Shah Jahan Mosque, Oriental Road, Woking, Surrey. W. I. Chambers. 1889 (the first purpose-built mosque in Northern Europe). [View from the rear] Bath and Bargate stone. Photograph (2009) and text by Jacqueline Banerjee. [You may use this image without prior permission for any scholarly or educational purpose as long as you (1) credit the photographer and (2) link your document to this URL.]
"An extraordinarily dignified little building, especially by comparison with other mock-Oriental buildings of the same date," Woking's Shah Jahan Mosque has an "onion dome on delicate rubble walls, with a decorative three-part frontispiece in blue and gold, as pretty as the Brighton pavilion" (Nairn and Pevsner, 533-4). The design was based on drawings in the Art Arabe, lent by the India Office, as well as from "details of other Oriental mosques" (Ahmad); the style has been described as Indo-Saracenic.This is not just a decorative building, though. It is exactly oriented towards Mecca, thanks to the services of a sea-captain who visited the site and took bearings (see Nairn and Pevsner 534n), and is an enormously popular place of worship. When it was first built was attended by the Queen's Muslim servants when the court was at Windsor, swiftly becoming "a symbol of tolerance when Muslim diplomats and dignitaries visited Britain" (Gest 16).

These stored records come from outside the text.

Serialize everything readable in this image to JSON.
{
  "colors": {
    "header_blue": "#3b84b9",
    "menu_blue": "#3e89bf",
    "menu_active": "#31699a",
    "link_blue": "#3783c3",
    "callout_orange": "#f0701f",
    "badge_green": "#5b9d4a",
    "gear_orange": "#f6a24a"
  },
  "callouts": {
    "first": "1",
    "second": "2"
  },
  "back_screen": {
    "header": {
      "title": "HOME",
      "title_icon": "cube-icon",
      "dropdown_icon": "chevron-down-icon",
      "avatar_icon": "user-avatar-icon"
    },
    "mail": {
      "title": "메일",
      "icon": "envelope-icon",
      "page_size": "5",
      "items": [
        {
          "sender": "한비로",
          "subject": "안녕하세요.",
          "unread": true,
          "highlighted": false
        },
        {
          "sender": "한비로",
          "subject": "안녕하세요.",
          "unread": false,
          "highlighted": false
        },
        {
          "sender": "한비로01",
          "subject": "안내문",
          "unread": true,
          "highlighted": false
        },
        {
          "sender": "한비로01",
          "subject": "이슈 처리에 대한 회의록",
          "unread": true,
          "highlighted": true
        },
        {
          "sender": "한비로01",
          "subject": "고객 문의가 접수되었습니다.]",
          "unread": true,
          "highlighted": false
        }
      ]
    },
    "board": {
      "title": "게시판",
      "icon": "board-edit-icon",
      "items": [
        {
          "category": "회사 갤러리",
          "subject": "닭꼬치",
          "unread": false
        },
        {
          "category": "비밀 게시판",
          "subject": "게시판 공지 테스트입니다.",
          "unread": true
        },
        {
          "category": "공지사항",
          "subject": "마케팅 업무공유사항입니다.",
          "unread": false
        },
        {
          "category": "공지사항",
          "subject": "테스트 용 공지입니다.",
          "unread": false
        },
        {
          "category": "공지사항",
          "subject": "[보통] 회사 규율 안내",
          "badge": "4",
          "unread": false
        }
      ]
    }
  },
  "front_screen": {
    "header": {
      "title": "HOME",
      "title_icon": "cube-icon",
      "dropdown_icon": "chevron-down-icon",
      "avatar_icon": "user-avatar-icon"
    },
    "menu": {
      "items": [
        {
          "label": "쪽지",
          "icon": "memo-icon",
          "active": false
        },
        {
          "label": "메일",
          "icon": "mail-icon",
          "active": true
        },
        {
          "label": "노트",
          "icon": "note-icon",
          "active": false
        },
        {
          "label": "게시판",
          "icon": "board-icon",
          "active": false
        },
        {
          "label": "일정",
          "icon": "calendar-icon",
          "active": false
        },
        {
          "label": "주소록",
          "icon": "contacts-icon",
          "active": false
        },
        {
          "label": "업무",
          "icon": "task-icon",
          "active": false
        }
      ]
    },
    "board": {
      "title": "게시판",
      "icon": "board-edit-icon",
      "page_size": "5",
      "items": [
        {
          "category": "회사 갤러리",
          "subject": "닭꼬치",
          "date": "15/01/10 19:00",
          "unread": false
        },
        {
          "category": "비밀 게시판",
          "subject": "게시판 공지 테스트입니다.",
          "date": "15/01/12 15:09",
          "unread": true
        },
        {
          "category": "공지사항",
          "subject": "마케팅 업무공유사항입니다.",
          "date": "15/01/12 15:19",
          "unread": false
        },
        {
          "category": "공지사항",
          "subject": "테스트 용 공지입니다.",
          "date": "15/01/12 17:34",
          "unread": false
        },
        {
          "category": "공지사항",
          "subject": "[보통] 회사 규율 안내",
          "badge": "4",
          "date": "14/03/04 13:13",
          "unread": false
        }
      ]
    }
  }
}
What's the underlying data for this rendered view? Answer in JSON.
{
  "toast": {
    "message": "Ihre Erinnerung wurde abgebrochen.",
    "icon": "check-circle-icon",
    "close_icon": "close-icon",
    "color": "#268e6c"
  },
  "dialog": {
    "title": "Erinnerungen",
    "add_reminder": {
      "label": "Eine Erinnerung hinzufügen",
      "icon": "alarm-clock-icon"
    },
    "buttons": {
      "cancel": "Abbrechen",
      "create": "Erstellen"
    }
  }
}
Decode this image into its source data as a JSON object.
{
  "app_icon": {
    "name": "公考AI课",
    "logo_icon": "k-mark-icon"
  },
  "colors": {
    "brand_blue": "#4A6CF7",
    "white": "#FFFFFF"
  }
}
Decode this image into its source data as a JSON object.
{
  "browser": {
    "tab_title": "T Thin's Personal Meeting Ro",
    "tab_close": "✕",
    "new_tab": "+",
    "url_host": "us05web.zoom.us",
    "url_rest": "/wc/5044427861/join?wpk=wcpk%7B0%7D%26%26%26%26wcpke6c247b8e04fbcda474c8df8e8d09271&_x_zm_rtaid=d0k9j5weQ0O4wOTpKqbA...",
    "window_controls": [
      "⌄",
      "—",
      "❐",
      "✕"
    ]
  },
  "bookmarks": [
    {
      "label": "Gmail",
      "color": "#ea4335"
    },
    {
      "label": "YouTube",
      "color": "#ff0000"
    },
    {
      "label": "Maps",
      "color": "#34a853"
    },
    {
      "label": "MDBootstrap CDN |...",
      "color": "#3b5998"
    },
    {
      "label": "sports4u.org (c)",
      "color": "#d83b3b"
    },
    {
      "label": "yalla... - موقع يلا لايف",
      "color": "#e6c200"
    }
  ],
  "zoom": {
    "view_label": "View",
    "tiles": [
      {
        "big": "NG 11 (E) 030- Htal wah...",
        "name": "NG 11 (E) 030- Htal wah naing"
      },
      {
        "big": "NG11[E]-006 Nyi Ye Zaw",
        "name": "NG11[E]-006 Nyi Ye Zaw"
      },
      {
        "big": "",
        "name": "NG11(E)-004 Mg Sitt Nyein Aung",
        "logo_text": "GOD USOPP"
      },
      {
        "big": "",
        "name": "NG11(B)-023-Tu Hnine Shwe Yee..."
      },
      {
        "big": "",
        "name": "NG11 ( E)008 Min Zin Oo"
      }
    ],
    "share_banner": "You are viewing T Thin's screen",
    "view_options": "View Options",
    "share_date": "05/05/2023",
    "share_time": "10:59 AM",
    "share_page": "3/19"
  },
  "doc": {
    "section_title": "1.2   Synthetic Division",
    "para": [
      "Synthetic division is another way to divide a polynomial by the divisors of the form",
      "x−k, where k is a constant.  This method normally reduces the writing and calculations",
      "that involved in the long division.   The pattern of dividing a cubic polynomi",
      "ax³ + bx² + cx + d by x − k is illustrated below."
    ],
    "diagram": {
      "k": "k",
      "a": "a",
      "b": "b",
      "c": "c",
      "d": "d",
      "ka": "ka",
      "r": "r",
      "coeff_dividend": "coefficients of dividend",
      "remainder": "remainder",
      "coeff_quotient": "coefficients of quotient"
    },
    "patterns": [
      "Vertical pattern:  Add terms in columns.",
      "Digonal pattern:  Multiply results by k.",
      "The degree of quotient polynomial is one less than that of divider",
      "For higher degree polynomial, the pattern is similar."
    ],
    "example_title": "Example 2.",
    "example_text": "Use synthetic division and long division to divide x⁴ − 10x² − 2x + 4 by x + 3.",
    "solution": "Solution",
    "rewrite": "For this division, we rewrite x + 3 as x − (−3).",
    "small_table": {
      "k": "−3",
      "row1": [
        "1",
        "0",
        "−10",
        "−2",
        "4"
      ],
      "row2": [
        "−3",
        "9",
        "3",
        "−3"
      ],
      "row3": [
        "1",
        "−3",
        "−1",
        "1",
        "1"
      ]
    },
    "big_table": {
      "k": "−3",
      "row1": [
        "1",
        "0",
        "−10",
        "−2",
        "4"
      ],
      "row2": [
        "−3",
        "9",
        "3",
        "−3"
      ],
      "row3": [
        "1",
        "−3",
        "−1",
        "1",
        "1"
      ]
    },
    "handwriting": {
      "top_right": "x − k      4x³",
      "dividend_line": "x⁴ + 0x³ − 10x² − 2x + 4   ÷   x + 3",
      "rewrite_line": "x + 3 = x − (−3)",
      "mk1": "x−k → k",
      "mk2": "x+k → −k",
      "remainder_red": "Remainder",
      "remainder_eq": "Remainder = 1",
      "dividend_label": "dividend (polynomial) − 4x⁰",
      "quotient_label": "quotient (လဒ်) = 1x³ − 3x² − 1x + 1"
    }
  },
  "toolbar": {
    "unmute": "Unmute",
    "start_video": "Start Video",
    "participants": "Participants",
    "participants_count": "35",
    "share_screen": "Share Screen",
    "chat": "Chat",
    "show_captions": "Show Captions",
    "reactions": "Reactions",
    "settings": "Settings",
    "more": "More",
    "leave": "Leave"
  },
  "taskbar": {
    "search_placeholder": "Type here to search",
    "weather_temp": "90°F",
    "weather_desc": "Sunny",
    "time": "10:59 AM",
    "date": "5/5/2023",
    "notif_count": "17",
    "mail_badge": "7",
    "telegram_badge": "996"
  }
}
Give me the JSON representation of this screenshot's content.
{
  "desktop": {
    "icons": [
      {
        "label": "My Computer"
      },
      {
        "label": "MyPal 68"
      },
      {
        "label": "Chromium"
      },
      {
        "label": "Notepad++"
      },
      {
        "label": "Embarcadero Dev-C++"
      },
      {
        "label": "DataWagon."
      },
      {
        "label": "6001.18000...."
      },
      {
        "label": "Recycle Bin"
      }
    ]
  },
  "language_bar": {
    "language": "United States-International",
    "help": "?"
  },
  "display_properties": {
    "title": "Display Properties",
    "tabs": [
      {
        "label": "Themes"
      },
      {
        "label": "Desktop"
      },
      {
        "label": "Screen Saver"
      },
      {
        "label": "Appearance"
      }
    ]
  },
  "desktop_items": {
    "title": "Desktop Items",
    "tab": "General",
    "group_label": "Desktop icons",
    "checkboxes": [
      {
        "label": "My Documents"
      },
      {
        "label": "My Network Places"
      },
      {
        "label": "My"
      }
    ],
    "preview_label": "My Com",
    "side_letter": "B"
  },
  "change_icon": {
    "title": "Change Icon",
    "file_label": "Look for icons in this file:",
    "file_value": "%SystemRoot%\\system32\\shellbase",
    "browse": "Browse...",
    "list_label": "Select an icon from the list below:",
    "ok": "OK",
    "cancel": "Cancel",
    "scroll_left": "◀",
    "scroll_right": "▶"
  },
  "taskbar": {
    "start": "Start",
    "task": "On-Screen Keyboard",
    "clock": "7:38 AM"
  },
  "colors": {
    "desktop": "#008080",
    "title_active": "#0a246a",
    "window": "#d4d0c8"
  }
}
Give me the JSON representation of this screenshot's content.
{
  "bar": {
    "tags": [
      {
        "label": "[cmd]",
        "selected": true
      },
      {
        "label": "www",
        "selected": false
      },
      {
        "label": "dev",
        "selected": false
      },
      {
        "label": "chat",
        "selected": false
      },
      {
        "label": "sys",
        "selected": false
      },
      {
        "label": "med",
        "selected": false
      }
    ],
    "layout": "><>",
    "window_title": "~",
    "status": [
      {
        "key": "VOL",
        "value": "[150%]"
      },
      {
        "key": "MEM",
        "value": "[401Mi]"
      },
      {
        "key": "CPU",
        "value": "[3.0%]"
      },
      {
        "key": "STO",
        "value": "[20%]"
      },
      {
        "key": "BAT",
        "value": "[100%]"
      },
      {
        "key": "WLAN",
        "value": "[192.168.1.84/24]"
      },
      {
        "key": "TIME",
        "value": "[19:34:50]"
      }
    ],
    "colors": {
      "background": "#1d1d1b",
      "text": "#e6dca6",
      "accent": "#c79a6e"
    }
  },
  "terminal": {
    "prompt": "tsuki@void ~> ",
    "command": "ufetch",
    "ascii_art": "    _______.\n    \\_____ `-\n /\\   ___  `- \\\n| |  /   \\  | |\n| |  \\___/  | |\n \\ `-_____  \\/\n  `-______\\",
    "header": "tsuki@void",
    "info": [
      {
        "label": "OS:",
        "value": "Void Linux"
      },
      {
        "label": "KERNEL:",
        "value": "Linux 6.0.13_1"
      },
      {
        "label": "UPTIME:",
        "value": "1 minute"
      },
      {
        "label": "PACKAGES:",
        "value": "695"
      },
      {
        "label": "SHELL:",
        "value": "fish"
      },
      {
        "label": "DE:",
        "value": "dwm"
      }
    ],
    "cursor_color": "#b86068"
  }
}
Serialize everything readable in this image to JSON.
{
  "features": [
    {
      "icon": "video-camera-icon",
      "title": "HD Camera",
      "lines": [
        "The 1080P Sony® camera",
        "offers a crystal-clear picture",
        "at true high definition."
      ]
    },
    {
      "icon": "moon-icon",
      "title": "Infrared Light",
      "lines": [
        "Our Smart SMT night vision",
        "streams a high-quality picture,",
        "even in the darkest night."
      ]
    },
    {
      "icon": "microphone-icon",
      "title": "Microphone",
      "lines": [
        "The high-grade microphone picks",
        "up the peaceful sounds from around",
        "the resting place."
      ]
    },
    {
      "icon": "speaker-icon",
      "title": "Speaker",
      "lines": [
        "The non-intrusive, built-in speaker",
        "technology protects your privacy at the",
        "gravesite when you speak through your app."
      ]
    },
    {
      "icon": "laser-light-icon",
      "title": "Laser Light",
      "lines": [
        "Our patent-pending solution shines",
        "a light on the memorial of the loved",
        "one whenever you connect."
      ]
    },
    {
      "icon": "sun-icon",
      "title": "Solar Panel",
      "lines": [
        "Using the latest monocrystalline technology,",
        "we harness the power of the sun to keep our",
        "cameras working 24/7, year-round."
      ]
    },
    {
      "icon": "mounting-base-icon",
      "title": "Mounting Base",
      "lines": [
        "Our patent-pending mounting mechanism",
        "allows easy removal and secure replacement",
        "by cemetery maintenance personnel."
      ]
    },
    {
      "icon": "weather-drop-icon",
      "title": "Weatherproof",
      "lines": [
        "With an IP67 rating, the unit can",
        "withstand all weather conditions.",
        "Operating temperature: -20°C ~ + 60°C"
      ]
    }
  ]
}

The mosque was founded by Gottlieb Wilhelm Leitner (1840-1899), a Hungarian-/Jewish-born linguist, orientalist, and educationist who had an extraordinary career, studying first in Constantinople, then in Malta and finally at King's College, London, where he was made Professor of Arabic with Mohammedan Law at the age of twenty-one. He became a naturalised British citizen in 1862. In 1864 he took up an appointment as Principal of the Government College in Lahore, spending the next fifteen years in India, founding schools, literary societies, and journals, and recording many unknown languages — he was said to have known fifty languages by the time he died. It was Leitner who translated Queen Victoria's title of Empress into the one by which she was known in India: "Kaiser-i-Hind" (Rubinstein).
Returning to England after spending a further two years at the University of Heidelberg, he set up an Oriental Institute at Woking, taking over the building of the old Royal Dramatic College there. He planned to build a synagogue, church, Hindu temple and mosque for the students (Gest). The land for the mosque was bought with funding from the Nizam of Hyderabad, and the mosque was built with a donation from the Begum Shah Jahan of Bhopal. On the other side of Oriental Road, the Anglican church of St Paul, Woking, was completed in 1899. But that same year the curate officiated at Leitner's funeral, and plans for the other places of worship were abandoned. Perhaps Leitner would have been pleased that at least these two buildings were successfully erected: he himself had long ago adopted the Anglican faith, while he was also "a tireless advocate of the fair treatment of Islam by the West" (Rubinstein).
Sadly, the Oriental Institute closed down after Leitner's death, its role being taken over in 1908 by SOAS, the School of Oriental (and later African) Studies, as a part of the University of London. In 1912, however, the mosque itself was rescued from decay and disuse by an influential Indian lawyer. It soon became a centre for British Islam, and has flourished ever since.
Ahmad, Nasir. "Dr Gottlieb Wilhelm Leitner (1840--1899)." Web. Viewed 23 July 2010.
Gest, Justin. "Travails of the Mecca of Suburbia." The Times. 29 March 2008, 77.
Nairn, Ian, and Nikolaus Pevsner. The Buildings of England: Surrey. 2nd ed. London: Penguin, 1971.
Rubinstein, W. D. "Leitner, Gottlieb Wilhelm (1840-1899). Oxford History of National Biography. Online ed. Viewed 23 July 2010.
Last modified 23 July 2010